Next on the agenda are two virtual courses in July 2020 sponsored by DFAT. The first is a three-day seminar for “Women in Cyber” for government officials across the globe. It will be followed by a virtual Executive Course for Indonesian government officials dealing with cyber matters. While the calendar for the remainder of 2020 remains in flux due to the pandemic, including whether the courses will be delivered online or in person, two more Americas courses in collaboration with the OAS and Dutch MFA, as well as three Executive Courses for government officials from Association of South East Asian Nations (ASEAN) member states that are jointly sponsored by Singapore’s Cyber Security Agency (CSA), the Dutch MFA and Australia’s DFAT, are already scheduled. Given the frequency and severity of cyber-attacks, and the desire of nations around the world to identify and develop norms governing cyber operations, Reading School of Law’s Executive Program is a major contribution to stability and security in cyberspace.
Professor Rosa Freedman and her 'Safeguarding Children in Peacekeeping Project'
This month’s Research Spotlight is on Professor Rosa Freedman and her ‘Safeguarding Children in Peacekeeping Project‘ that she is jointly running with Sarah Blakemore, the CEO of Keeping Children Safe.

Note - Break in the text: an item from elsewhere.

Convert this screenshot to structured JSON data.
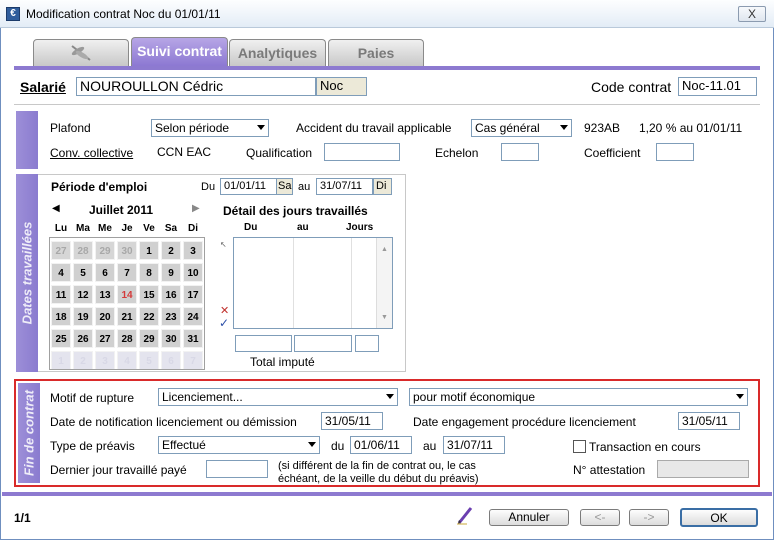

The vast majority of the over 100,000 United Nations (UN) uniformed peacekeeping personnel perform their jobs with courage, dedication and professionalism. Yet those who commit sexual offences bring shame on the entire UN system and betray the trust of those that they have been sent to protect. There is a need for system-wide reform to ensure that such abuses cannot again occur with widespread impunity. Despite recent measures announced by the new UN Secretary-General, attempts to reform the system have been piecemeal and have not addressed a complex problem that requires nuanced and targeted responses.

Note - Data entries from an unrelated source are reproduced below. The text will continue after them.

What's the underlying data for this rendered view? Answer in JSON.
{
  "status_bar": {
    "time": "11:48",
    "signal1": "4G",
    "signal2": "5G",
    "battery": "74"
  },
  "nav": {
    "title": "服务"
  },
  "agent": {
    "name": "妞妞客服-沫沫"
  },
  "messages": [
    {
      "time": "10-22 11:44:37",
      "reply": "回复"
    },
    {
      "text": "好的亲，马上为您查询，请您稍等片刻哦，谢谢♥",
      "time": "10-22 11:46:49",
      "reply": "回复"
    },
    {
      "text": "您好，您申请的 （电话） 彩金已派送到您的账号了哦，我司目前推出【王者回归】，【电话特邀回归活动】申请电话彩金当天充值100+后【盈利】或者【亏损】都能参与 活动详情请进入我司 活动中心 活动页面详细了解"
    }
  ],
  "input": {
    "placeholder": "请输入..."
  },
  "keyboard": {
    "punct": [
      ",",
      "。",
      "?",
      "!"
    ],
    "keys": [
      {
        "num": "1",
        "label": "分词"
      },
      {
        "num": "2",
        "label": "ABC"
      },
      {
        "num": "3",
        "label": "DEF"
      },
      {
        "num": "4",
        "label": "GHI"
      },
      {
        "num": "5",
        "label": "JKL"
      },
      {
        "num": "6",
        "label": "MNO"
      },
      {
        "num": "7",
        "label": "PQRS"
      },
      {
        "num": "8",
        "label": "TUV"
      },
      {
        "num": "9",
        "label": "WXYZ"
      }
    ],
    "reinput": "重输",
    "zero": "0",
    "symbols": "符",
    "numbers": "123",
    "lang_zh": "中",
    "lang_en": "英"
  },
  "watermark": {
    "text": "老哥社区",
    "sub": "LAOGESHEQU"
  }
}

While there is general agreement at the UN, in member states, and from civil society, about what needs to be done to address the issue of sexual exploitation and abuse by peacekeepers, very few practical solutions have been proposed let alone implemented. A key problem is that the current laws, policies and practices to tackle sexual exploitation and abuse operate across different scales, including at the international level, at the UN level, at the local level where the peacekeeping operation is being carried out, and within the countries that contribute troops to peacekeeping operations. As a result, very few effective solutions have been designed that can address the causes and consequences of peacekeeper sexual exploitation and abuse. The project team have conducted research to produce a robust, evidence-based solution that can be adapted to be implemented in all peacekeeping entities in a context-specific manner.
The project started in 2016 and is funded by the Arts and Humanities Research Council and the British Academy, and has been undertaken together with the UN and the UK Department for International Development. As a result of this work and her expertise in this field, the UN appointed Rosa as a member of the Secretary-General’s Civil Society Advisory Board on preventing sexual exploitation and abuse, and as a specialist adviser on safeguarding to the UK Government’s International Development Select Committee.